### TASK INSTRUCTIONS
The lines to be copied are those below that contain "Default".

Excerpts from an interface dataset
---
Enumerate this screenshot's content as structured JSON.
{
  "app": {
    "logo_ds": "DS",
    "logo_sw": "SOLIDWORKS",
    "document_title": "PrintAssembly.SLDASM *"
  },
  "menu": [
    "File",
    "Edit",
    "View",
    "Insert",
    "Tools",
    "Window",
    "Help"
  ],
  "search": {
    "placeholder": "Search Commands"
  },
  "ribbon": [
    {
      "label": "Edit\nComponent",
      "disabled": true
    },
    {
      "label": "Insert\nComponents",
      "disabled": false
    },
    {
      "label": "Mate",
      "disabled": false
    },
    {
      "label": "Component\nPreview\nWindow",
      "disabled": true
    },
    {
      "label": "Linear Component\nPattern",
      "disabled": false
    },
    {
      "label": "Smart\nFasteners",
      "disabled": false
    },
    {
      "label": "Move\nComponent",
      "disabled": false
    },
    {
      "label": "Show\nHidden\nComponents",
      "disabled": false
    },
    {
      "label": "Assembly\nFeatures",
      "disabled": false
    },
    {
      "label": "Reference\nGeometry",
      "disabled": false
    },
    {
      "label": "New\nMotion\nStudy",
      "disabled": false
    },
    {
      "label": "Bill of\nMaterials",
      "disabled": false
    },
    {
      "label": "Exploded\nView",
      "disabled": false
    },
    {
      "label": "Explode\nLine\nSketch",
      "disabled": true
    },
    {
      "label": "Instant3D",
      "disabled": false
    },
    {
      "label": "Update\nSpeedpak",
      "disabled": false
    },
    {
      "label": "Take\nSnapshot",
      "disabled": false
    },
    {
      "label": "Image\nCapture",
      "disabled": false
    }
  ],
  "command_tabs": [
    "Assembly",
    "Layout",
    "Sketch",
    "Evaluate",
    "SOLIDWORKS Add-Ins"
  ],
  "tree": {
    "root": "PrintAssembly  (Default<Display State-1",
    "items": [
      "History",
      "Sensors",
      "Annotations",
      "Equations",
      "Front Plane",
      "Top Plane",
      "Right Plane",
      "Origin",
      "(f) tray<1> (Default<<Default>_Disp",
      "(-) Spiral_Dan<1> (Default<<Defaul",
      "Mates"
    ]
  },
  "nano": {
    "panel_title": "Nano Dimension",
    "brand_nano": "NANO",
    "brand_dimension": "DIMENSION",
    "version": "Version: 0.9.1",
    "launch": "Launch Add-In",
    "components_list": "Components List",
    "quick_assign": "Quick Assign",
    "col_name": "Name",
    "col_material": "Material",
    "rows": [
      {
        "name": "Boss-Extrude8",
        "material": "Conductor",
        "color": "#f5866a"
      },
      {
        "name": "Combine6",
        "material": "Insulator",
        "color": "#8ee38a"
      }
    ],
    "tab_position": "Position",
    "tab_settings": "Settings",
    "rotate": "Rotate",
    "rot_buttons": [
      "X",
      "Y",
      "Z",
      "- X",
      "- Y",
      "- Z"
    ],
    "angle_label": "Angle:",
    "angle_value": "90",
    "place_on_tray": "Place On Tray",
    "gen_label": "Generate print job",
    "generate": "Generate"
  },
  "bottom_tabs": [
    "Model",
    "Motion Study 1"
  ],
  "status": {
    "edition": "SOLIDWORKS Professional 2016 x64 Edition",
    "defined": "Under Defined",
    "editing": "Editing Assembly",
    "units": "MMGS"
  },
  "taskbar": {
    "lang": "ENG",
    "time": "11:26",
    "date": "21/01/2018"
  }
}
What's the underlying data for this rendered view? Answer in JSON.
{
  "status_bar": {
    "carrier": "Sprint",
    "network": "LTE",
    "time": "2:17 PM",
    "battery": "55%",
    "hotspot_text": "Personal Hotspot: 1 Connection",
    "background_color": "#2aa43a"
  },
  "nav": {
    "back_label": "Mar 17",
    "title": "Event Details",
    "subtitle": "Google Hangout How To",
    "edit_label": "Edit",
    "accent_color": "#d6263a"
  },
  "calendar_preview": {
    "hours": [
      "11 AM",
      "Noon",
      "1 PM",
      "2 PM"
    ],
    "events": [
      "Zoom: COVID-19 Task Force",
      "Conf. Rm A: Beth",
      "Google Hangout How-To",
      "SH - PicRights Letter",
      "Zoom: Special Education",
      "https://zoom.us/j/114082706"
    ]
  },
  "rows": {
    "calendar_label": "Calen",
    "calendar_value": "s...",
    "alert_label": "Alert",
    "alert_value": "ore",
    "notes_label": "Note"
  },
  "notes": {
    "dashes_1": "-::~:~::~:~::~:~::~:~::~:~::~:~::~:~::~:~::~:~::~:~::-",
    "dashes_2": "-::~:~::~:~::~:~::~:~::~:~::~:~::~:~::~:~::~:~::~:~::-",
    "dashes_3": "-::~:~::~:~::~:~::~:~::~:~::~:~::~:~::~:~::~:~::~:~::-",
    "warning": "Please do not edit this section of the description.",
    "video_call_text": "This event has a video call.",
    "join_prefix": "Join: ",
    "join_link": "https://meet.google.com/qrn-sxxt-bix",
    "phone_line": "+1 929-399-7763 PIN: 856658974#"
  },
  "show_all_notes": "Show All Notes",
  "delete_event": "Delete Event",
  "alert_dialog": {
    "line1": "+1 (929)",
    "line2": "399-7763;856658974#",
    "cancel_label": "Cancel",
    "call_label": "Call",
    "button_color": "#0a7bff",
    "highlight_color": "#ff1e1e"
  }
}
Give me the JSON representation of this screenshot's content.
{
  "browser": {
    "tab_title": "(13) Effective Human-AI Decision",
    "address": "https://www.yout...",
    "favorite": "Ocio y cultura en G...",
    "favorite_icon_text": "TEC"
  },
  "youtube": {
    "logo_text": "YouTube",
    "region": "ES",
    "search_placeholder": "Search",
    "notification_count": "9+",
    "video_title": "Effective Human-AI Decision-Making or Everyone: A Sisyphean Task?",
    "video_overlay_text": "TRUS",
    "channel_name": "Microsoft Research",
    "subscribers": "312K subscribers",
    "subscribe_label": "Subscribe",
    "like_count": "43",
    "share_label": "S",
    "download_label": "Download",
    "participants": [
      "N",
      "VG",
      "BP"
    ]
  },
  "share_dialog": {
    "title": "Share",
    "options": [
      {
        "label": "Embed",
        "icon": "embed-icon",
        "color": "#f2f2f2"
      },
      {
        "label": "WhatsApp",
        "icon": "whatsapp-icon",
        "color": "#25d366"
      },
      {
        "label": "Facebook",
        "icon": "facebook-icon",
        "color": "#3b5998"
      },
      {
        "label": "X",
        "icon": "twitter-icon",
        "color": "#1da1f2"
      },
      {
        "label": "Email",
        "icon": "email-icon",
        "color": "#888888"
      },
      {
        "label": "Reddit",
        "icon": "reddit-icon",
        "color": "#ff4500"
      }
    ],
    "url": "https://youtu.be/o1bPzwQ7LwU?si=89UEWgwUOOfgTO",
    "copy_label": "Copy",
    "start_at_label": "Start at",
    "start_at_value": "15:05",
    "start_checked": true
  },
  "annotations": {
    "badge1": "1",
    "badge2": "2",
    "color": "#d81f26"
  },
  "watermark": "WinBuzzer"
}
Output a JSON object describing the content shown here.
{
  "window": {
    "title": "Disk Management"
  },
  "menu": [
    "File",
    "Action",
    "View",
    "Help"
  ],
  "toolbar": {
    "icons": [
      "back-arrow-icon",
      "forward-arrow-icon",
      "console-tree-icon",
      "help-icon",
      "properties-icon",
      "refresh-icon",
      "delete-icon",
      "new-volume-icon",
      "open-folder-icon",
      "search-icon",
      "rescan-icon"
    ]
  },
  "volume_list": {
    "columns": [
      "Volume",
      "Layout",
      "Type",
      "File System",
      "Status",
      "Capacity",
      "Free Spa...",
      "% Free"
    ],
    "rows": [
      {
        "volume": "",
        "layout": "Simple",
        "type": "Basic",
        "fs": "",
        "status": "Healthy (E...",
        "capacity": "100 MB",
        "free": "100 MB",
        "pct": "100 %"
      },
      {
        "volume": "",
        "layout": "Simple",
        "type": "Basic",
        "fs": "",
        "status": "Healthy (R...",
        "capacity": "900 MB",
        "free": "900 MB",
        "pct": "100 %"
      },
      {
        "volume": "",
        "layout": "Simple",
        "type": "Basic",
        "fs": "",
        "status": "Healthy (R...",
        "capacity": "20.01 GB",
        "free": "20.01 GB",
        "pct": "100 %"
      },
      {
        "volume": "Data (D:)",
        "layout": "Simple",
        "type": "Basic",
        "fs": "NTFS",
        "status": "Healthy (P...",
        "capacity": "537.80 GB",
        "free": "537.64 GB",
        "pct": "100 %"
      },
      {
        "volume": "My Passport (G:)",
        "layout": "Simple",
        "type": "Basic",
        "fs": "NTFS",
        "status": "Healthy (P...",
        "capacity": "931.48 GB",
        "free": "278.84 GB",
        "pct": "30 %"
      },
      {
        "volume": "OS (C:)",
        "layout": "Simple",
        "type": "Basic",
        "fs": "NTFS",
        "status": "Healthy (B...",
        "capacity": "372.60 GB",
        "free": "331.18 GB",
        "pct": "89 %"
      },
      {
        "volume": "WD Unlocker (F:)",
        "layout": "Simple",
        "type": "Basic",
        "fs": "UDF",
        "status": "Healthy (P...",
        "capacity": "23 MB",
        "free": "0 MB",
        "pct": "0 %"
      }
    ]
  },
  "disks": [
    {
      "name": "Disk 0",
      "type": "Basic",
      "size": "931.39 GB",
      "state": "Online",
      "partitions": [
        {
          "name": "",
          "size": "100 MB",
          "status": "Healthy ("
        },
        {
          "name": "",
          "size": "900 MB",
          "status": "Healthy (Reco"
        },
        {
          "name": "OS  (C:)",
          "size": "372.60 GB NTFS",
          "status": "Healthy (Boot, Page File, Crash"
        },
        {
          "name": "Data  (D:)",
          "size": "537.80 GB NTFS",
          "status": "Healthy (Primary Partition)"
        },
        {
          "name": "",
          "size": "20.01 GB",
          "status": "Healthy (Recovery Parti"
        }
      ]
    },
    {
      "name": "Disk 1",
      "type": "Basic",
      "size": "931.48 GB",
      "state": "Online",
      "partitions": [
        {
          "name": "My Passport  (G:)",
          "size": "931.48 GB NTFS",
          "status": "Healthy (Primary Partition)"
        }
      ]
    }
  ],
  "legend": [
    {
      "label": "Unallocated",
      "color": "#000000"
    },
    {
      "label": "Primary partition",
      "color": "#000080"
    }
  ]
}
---
### ANSWER BOX
    "root": "PrintAssembly  (Default<Display State-1",
      "(f) tray<1> (Default<<Default>_Disp",
      "(-) Spiral_Dan<1> (Default<<Defaul",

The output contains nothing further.